Effects of estrogen depletion: Studies show that hormonal variations and changes in estrogen levels can relate with chemicals in the brain, disturbing mood. Due to depletion in estrogen a woman may face:
1. Physical signs (fatigue, night sweats, insomnia, hot flashes, memory loss, Tension). These signs can cause emotive distress
2. Mood variations, (prickliness, moods of sadness, lack of enthusiasm, ferociousness problems focusing, stress, struggle concentrating, depression mixed with cognitive variations). Much like continuous premenstrual syndrome (PMS) these effects can cause expressive distress
3. Potential declines or changes to pre-existing signs of mental illness
Connection between menopause and depression: Clinical trials are yet to find a connection among depression and menopause. But several women do experience mood swings in perimenopause. Happy highs then teary-eyed lows. Cheerful times tailed by crabby days. These mood swings are often related to instable levels of estrogen. Depression may also be an outcome of probable physical and sensitive effects of menopause (such as insomnia), Women who had unadorned PMS in their earlier years or postpartum sadness may have more severe mood swings in perimenopause. Women with a past of clinical depression also seem to be mostly vulnerable to repeated clinical depression in menopause.
Menopause affect on bipolar disorder: Menopause has been revealed to impair bipolar disorder. Even though doctors don't totally understand the biochemistry behind the response, noteworthy number of women with bipolar disorder is further sensitive to hormonal shifts in menopause. At menopause women living with bipolar disorder account more depressive incidents than those without. This is at least partially due to the normal menopausal diminishing in the hormone estrogen
Menopause affect on schizophrenia: Estrogen has been revealed to have significant neurological and psychological protective actions. A decrease has been shown to potentially activate or aggravate mental syndromes including psychotic ones. This has led researchers to be certain of there may be a connection among estrogen levels and psychosis in women with pre-existing chronic schizophrenia may face a deterioration of their illness and likely higher demand for medicine.
It seems perimenopause may boost the risk of first onset of schizophrenic psychoses. While schizophrenia naturally has its onset in young adulthood, there is a second peak in women about menopause. Falling estrogen levels may moderate firm brain neurotransmitters; this may lead to an increase in signs of schizophrenia in this hormonal transition
Social factors affecting depression and mood: Despite the known effect of estrogen levels, other issues can affect a woman's mental health. This phase of life is often troubled with emotional stressors such as ending or initial romantic relationships, grown children parting or returning home, economic or career fluctuations, worries about ageing parents, getting older in a society that ideals youth, uncertainties about the health of a Partner and need to re- evaluate life prospects.
Citation: Thorne JK (2020) Effectiveness of menopause on mental health 10.S1.311. Doi: 10.35248/2157-2795.2020.10.S1.311

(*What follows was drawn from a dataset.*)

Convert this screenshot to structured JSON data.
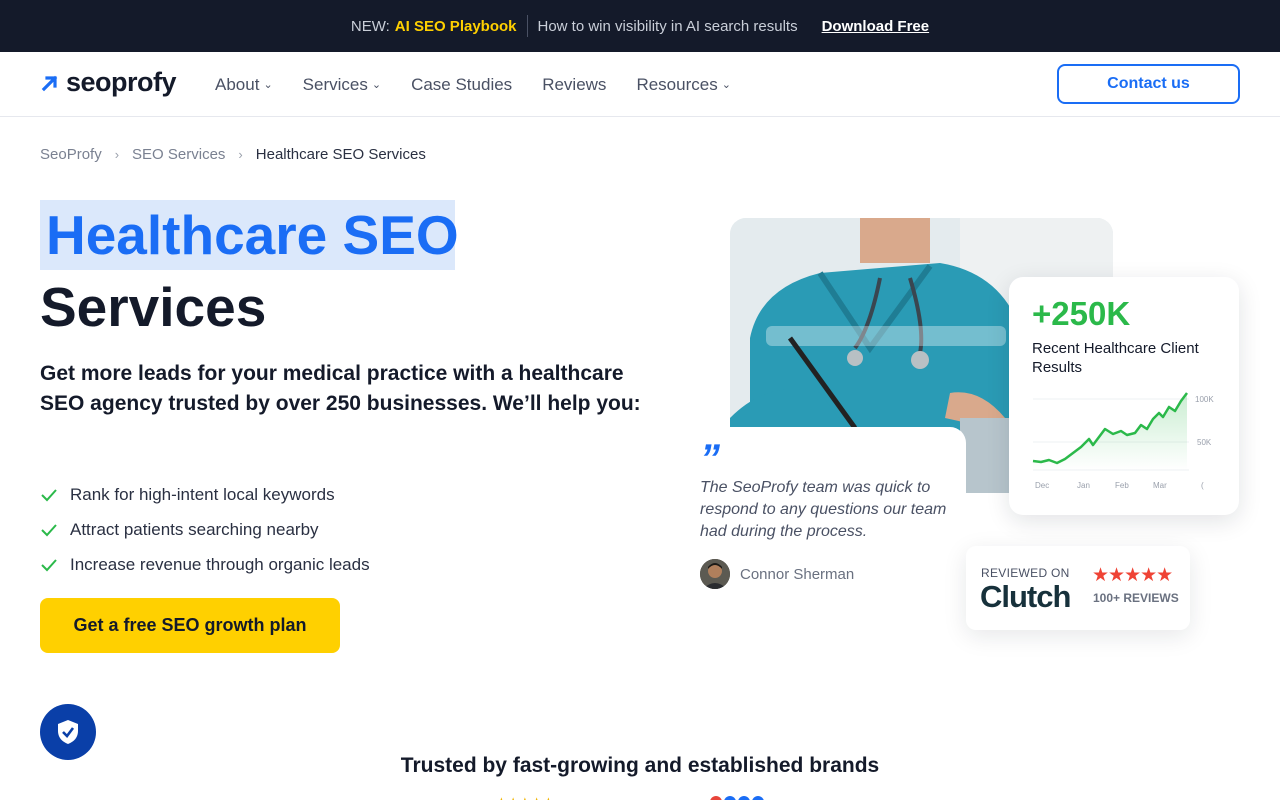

Received: 02-Oct-2020 Accepted: 22-Oct-2020 Published: 04-Nov-2020 , DOI: 10.35248/2157-2795.2020.10.S1.311
Copyright: © 2020 Thorne JK. This is an open-access article distributed under the terms of the Creative Commons Attribution License, which permits unrestricted use, distribution, and reproduction in any medium, provided the original author and source are credited.